Getting Care When on Active Duty
Your status as an active duty service member means you’re covered by TRICARE Prime for claims purposes, but your rules for getting care are slightly different.
If you are stationed in a remote location for duty and are not close to a military hospital or clinic, you may be enrolled in TRICARE Prime Remote and have slightly different rules for seeing a doctor. Learn more about TRICARE Prime Remote.
When you’re stationed at a military installation that has a clinic/hospital or troupe clinic, you’re assigned to a Primary Care Manager (PCM) where you are required to get all of your medical care. If you’re assigned to a ship, you’ get care from the medical team on board. Any care that your PCM can’t provide (other than emergency care) requires a referral; this includes urgent care. To schedule appointments:

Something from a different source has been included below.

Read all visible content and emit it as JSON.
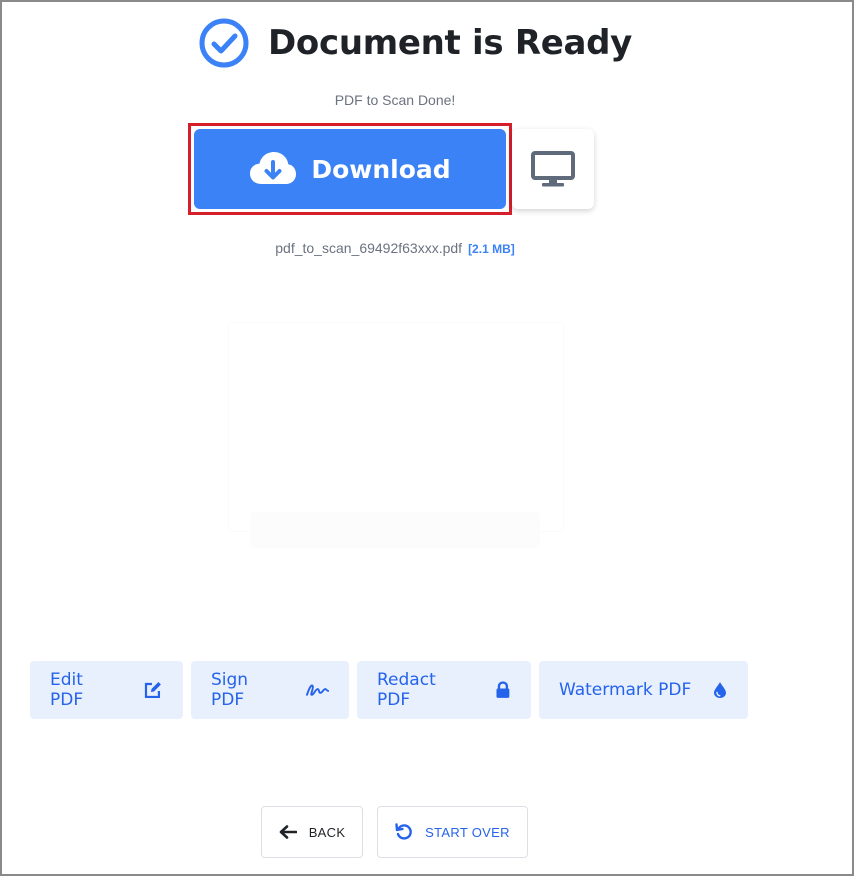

- Call your Military Treatment Facility (MTF) appointment line or use the TRICARE Online (TOL) Patient Portal. (TOL is only available to those enrolled to an MTF)

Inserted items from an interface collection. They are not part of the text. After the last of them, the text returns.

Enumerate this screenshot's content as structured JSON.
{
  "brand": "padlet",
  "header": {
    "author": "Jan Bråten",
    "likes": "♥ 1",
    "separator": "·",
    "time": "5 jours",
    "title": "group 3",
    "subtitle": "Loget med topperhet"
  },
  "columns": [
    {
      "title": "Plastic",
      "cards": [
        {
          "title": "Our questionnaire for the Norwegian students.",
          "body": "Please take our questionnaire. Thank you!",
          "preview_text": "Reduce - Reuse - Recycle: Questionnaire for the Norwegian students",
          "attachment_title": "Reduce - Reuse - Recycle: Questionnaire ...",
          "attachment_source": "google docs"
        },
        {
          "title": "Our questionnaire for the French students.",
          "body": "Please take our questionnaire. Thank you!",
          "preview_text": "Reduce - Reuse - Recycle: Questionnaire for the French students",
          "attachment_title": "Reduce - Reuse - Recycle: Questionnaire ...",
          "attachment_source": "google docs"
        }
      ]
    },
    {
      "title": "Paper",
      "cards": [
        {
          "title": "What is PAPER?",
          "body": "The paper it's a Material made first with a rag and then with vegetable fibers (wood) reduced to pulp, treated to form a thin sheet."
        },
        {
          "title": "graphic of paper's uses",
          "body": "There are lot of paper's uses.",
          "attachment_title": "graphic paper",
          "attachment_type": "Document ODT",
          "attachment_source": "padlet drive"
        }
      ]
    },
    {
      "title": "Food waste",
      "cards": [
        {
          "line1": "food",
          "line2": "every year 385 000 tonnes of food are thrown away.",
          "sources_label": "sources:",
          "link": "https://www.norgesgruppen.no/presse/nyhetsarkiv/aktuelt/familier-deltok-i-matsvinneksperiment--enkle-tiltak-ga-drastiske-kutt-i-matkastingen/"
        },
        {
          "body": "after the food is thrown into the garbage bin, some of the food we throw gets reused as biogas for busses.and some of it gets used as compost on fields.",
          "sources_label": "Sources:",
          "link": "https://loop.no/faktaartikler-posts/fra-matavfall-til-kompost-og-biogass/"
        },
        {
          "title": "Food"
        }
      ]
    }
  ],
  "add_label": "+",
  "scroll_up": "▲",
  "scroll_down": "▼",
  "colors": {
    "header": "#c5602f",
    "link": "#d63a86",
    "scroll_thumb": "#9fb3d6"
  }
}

- If you’re unable to go to your PCM or military hospital or clinic, you’ll need a referral or prior authorization to seek outside care with a network provider. An example may be an emergency or when your military hospital or clinic is closed.
- If you’re on leave away from your duty station and you need routine or urgent care:
- You must still have a referral from your PCM.
- If after hours, call the Nurse Advice Line at 1-800-TRICARE (874-2273)
- You must call your PCM the next duty day to inform him/her of care you received
You should seek urgent care at your military hospital or clinic. If you’re away from home, contact your regional contractor for help obtaining urgent care.
You may seek care at a network provider during an emergency.
- Call 911 or go to the nearest emergency room.
- You may need to pay up front and file a claim for reimbursement.
- Keep all receipts and file claims in the region where you live, not where you get the care.
- Call your PCM or military hospital or clinic within 24 hours or the next business day.
Last Updated 3/23/2021